Prof. Rob van Delden (1925) was appointed Professor of Commercial Law at Erasmus University, a chair he held until 1991. Especially memorable among his many publications are his treatises on: Overzicht van de Handelskoop (An overview of commodity sales) (1984), Hoofdstukken Handelsrecht (Commercial law chapters), (1993 and 1993), Arbitragerecht (Arbitration) (1988 and 1992), Betalingsverkeer, documentaire krediet/documenten (Payment procedures, documentary credits/ documents) (1990 and 1999), De overeenkomsten van goederenvervoer over zee (the contracts for the carriage of goods by sea) (1992) and International handelsarbitrage (International commercial arbitration), 1996 are especially memorable.
Prof. Gert-Jan van der Ziel (1942) was appointed part-time Professor of Maritime Law at Erasmus University School of Law in 1994 and held this chair until 2004. Gertjan van der Ziel started his legal career in 1969 as a civil servant at the Department of Shipping of the Ministry of Transport. From 1977 until 1997 he was Head of Legal Affairs of Royal Nedlloyd Group N.V. at Rotterdam. Since then he is active as a legal consultant and arbitrator in Rotterdam. In various capacities and over a period of nearly fifteen years, Gert-Jan van der Ziel has contributed considerably to all stages of the CMI/Uncitral project for the modernisation of carriage of goods by sea, which resulted in the 2009 United Nations Convention on the carriage of goods wholly or partly by sea (aka as the Rotterdam Rules 2009). His extensive publications are listed on Prof. Van der Ziel personal page on this website.

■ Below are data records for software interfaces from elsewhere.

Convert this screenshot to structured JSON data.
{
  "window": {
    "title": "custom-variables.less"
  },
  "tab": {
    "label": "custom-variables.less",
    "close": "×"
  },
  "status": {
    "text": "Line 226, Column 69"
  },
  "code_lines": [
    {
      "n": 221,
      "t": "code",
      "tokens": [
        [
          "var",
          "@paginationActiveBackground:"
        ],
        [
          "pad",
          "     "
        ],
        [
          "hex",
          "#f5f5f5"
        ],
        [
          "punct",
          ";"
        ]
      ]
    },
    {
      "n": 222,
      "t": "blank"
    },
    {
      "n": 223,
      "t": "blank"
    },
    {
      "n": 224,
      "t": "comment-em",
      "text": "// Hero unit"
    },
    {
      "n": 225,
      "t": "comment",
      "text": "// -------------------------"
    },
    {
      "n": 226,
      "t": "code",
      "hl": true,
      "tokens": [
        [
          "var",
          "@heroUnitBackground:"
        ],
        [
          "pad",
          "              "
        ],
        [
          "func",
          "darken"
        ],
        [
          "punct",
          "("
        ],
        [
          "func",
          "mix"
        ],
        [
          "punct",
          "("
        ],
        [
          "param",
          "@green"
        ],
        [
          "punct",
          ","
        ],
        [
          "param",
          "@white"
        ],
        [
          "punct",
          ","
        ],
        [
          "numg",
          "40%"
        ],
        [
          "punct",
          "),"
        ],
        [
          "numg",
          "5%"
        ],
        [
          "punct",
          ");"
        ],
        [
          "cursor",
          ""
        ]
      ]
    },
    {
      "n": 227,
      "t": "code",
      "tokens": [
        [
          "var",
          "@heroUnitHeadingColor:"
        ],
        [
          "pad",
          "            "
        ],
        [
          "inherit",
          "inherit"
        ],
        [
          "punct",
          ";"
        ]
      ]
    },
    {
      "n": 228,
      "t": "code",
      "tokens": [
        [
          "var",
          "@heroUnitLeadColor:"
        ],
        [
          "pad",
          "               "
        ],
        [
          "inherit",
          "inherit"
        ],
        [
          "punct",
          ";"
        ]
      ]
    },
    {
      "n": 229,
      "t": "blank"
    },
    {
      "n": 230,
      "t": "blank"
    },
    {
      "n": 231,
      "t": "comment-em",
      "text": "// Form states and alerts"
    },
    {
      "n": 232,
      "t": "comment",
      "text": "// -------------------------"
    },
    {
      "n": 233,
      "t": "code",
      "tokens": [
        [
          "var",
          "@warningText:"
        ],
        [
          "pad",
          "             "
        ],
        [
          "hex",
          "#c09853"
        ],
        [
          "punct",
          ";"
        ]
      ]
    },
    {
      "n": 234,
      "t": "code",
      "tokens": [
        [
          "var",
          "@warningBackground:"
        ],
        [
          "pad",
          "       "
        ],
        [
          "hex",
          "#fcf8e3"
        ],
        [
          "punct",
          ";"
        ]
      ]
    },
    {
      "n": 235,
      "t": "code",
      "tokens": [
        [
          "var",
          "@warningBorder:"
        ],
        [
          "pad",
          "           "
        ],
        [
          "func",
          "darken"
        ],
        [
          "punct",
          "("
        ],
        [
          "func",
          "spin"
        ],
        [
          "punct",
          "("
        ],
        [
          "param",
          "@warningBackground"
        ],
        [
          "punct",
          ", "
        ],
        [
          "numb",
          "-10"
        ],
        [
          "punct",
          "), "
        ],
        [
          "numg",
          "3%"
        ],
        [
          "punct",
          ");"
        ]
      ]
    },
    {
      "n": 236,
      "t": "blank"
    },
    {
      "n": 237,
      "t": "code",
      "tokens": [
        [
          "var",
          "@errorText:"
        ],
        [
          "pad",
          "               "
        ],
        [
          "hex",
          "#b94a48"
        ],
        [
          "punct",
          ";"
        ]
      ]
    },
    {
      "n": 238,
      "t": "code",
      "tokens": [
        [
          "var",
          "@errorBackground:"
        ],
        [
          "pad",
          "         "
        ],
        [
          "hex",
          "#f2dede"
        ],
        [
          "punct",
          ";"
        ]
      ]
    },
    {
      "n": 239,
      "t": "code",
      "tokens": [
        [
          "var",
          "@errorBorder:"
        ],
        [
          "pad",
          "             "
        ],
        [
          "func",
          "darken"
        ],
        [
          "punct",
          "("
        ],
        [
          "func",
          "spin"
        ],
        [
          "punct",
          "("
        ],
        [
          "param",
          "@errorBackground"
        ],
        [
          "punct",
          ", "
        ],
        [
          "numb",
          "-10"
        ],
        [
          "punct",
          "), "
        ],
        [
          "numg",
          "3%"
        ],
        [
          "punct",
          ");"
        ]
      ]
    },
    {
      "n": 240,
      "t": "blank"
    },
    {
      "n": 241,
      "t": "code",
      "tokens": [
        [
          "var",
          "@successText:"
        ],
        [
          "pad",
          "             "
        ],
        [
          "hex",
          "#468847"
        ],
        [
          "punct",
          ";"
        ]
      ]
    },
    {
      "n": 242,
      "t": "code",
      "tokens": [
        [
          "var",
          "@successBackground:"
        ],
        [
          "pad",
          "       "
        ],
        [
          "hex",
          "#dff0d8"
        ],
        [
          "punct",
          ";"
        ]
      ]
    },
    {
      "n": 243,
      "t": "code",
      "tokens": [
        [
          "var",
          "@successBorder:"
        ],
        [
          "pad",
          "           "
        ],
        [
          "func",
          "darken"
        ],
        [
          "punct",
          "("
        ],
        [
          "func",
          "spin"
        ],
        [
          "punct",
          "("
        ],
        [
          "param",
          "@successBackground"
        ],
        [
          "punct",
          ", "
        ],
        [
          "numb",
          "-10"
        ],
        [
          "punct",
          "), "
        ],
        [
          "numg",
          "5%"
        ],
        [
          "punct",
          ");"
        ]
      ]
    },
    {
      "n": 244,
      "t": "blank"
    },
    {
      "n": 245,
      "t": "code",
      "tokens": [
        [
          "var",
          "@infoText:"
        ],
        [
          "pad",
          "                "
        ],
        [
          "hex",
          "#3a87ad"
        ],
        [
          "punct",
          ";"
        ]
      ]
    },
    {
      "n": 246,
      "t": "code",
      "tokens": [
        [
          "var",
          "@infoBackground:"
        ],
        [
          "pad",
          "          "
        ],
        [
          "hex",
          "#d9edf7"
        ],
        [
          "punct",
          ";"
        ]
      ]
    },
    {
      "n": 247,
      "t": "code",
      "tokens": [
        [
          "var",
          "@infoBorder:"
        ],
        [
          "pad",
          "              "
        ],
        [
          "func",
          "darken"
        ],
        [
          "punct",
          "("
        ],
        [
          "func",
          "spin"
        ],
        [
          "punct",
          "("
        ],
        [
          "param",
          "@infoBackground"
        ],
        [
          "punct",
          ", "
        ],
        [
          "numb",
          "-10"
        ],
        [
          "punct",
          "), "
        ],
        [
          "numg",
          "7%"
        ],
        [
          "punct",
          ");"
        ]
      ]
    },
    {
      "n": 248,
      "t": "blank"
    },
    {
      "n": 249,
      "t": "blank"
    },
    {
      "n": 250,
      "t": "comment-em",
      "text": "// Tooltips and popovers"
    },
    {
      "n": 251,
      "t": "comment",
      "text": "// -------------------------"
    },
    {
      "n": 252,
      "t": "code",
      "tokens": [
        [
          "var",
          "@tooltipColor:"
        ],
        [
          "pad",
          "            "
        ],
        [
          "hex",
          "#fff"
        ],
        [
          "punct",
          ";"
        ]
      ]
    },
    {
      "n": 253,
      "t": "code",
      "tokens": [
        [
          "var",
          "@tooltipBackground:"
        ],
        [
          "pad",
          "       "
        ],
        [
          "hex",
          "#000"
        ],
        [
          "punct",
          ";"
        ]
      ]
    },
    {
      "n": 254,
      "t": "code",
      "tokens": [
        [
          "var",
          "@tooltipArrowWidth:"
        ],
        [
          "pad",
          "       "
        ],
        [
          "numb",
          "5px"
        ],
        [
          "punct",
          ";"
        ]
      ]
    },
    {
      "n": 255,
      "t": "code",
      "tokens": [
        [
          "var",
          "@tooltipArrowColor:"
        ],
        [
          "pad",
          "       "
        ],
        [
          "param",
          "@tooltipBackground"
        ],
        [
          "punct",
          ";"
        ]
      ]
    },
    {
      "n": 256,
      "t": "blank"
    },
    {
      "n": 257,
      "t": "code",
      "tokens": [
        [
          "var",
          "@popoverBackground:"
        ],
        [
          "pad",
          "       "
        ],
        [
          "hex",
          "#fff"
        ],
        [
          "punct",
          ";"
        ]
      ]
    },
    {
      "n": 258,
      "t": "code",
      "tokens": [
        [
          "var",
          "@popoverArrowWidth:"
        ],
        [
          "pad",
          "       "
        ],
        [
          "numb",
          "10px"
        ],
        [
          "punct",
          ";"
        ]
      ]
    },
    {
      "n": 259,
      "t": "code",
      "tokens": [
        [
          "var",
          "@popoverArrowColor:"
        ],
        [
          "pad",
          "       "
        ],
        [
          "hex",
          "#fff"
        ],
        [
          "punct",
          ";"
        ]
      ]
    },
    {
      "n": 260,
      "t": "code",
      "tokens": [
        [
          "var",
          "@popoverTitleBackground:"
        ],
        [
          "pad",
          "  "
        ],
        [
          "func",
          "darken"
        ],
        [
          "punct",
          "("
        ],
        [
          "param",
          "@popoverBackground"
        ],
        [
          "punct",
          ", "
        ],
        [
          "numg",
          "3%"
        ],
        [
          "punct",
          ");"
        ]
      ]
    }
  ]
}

Gert-Jan van der Ziel is a personal member of the Comité Maritime International (CMI) and President of the Dutch Maritime and Transport Law Association.